The lunchtime conversation centered around the Van Allen Belt, solar probes, and magnetic spheres as middle school students learning about space at Johns Hopkins took a break from the study of space missions.
Students from Rockville Maryland’s Parkland Magnet Middle School for Aerospace Technology visited the Johns Hopkins Applied Physics Laboratory in Laurel. There they attended a presentation on two space missions that scientists are involved with now. These are the Van Allen Probes and Solar Probe Plus.
According to their teacher, Chris Peterson-Tardif, the subject of the presentation was very much in common with what the students are studying every day. We study space missions,” she said. “These added to the list, especially the solar mission, because we study the sun. They were able to apply the knowledge they learned in class.”

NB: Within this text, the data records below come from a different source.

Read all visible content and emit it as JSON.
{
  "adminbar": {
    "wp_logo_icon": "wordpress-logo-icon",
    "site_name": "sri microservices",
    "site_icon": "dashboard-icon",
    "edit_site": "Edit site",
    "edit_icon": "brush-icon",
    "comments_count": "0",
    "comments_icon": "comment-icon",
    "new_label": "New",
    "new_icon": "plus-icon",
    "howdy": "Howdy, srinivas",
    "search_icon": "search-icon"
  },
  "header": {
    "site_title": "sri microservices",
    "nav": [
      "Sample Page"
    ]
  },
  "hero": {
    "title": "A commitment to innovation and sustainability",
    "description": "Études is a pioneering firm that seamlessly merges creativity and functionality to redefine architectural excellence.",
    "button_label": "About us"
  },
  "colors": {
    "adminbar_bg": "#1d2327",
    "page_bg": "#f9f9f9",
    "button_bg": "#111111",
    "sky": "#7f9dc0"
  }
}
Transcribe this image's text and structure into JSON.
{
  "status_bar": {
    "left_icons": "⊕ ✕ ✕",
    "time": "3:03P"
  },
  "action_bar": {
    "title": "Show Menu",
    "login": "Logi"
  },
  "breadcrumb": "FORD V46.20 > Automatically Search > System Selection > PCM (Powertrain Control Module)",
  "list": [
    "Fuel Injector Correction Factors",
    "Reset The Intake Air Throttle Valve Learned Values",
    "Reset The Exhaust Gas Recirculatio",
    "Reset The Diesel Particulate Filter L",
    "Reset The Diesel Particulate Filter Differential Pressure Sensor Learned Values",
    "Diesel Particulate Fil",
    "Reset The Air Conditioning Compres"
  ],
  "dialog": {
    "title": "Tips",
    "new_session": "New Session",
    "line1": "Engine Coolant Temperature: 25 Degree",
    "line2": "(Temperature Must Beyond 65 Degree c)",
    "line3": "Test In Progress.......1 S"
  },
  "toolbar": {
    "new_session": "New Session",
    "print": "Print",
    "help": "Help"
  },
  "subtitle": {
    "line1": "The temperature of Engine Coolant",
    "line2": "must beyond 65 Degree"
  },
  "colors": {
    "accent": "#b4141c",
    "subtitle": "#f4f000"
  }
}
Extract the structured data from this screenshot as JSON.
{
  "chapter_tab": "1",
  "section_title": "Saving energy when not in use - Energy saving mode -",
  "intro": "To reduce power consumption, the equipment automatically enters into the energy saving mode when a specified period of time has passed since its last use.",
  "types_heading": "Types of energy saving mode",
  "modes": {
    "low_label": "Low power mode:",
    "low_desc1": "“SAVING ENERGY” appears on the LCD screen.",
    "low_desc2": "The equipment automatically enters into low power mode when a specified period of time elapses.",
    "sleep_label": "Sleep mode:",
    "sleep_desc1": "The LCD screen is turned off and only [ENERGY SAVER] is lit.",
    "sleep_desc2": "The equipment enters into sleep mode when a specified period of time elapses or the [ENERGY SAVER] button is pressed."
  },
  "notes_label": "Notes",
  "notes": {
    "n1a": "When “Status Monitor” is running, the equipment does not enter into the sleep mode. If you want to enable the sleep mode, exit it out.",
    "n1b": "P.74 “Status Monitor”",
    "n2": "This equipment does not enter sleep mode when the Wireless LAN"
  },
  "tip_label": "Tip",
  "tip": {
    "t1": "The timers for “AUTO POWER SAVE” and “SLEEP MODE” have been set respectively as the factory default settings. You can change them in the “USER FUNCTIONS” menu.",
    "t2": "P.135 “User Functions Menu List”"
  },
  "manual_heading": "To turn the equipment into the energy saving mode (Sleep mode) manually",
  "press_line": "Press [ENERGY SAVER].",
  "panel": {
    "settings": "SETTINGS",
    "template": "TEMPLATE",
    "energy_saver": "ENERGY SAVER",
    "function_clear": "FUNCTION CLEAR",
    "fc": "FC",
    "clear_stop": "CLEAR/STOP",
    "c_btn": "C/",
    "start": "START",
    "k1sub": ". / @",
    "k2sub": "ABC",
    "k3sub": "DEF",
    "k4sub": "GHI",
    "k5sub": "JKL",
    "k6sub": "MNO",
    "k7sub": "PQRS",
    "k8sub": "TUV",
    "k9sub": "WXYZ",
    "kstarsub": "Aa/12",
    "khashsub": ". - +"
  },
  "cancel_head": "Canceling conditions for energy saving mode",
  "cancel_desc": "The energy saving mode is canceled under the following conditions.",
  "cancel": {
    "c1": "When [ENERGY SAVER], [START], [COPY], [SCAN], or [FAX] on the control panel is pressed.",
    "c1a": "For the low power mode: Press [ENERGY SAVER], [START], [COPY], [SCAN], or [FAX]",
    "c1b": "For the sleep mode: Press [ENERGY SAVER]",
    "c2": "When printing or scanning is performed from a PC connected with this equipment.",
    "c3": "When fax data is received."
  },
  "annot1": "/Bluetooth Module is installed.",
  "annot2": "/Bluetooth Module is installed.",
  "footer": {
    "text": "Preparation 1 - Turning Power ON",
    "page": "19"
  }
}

A panel of four scientists told the students the purpose and plan of the missions, and discussed how to overcome the technical difficulties of communicating with spacecrafts traveling so far from Earth.
Those same scientists joined the students over pizza to share more and learn about the students’ plans for science careers. Adrian Hill, an engineer on the Van Allen Probes project, sat with three Parkland seventh-graders, Linease Paul, Lani Tran and Ashley Tien. All three girls said they are more interested in medicine than aerospace but enjoy the science.
They study a lot of science at Parkland. “Every child takes two science classes in an eight-period schedule. With electives, there is the possibility of taking three science classes, making a student’s schedule one-half [science, technology, engineering and mathematics] related (including their math class),” Parkland’s magnet coordinator Donna M. Blaney wrote in an email.
Peterson-Tardif’s class is one of the electives.